I frequently think that the lack of support is due to the way problems that people with dementia have are considered social care problems, not medical. This means that the doctors dont feel they can help much past diagnosis and social care is so chronically underfunded that they can really only respond to emergencies now.
 

Violet Jane

Registered User
Aug 23, 2021
419
0
Agreed, canary, but there is actually quite a lot that can and should be done medically for a PWD in many cases. Many, many people benefit from medication to manage difficult behaviours but carers often have to push for this when they are reaching breaking point. Doctors aren’t reviewing their patients and offering it.
 

Thethirdmrsc

Registered User
Apr 4, 2018
515
0
Agree with all of this, and I feel there is such a stigma with having Alzheimer’s, especially since it is lumped in with mental health. It’s such an uphill battle all the time.
 

Violet Jane

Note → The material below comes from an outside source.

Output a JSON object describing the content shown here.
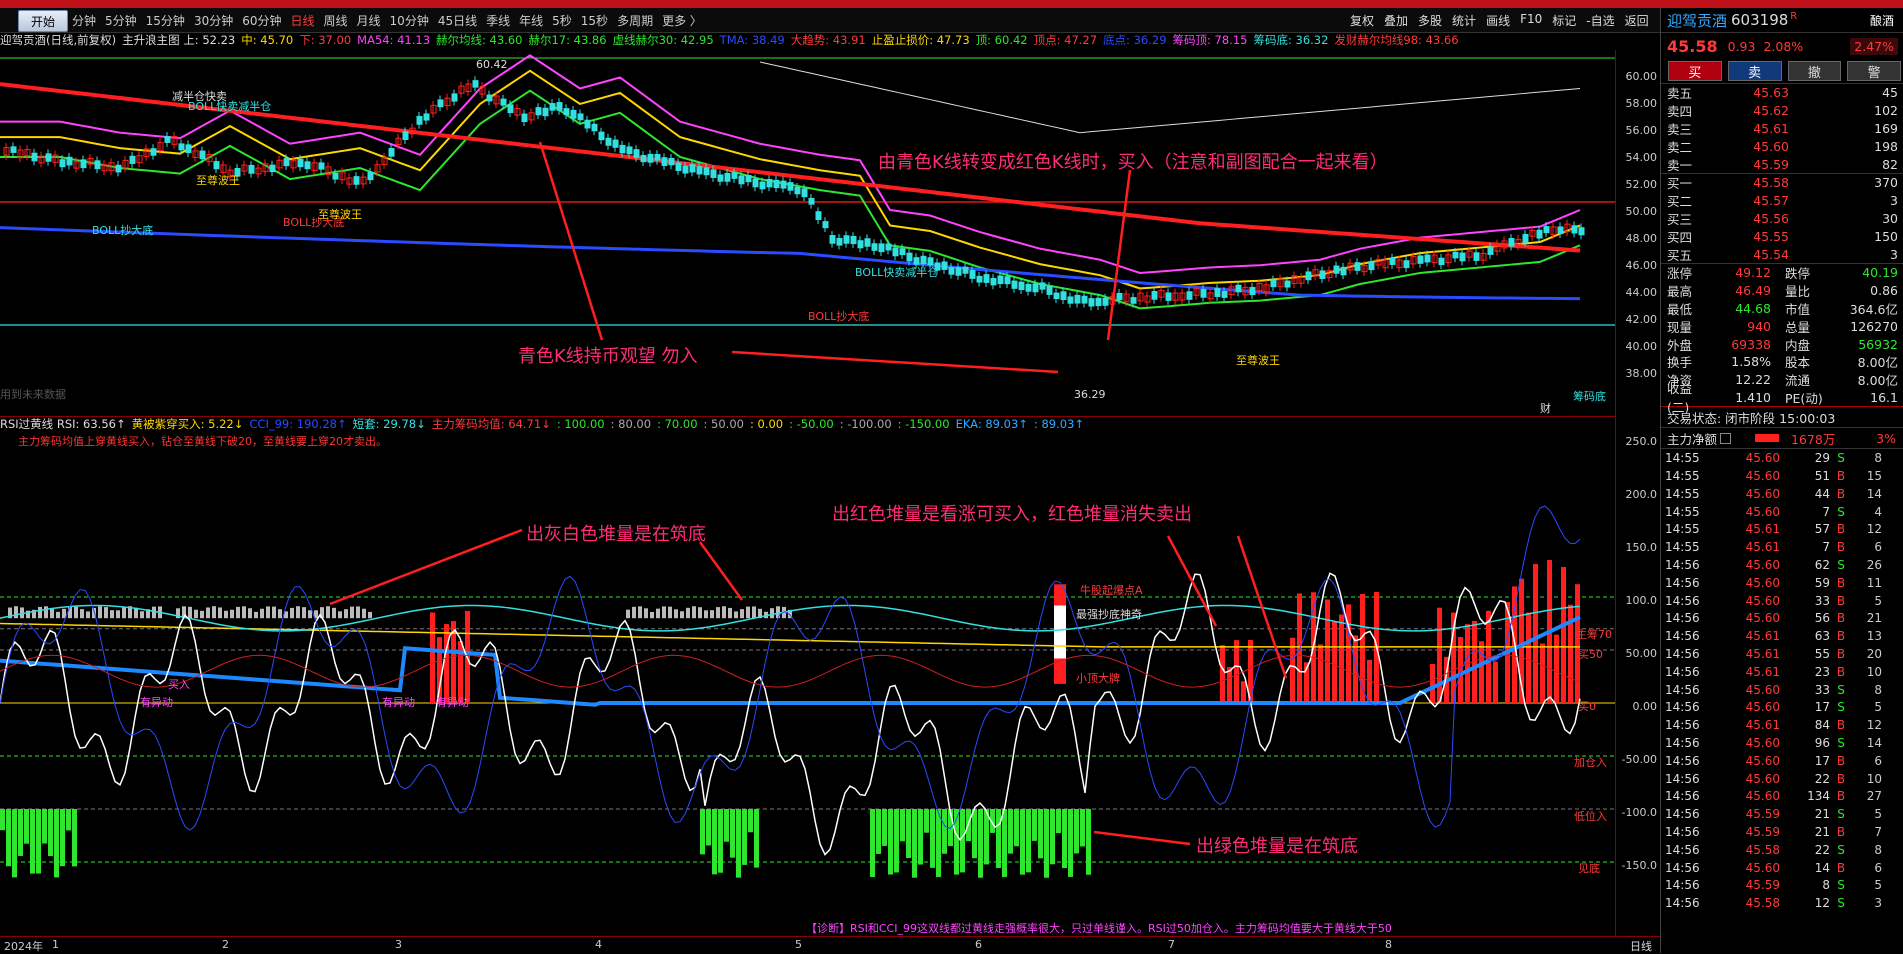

Registered User
Aug 23, 2021
419
0
Do people think that friends drift away from people with dementia more than they do from people with other long term illnesses?
 

canary

Registered User
Feb 25, 2014
16,170
0
South coast
Agreed, canary, but there is actually quite a lot that can and should be done medically for a PWD in many cases. Many, many people benefit from medication to manage difficult behaviours but carers often have to push for this when they are reaching breaking point. Doctors aren’t reviewing their patients and offering it.
Yes, I agree, but it seems to me that no-one wants to look at this middle ground that is neither diagnosis, nor emergency.
Do people think that friends drift away from people with dementia more than they do from people with other long term illnesses?
Yes, I do, though I can understand why. We as relatives feel like the person with dementia is slipping away from us and it is heart-breaking. How much easier it must be for someone who is only a friend to avoid them.
 

MartinWL

Registered User
Jun 12, 2020
1,300
0
Do people think that friends drift away from people with dementia more than they do from people with other long term illnesses?
Yes certainly. People don't know how to deal with a PWD. They find conversation difficult and sometimes trying, when the same thing is repeated. Sometimes also you have to tread on eggshells to avoid contention. So friends may drift away.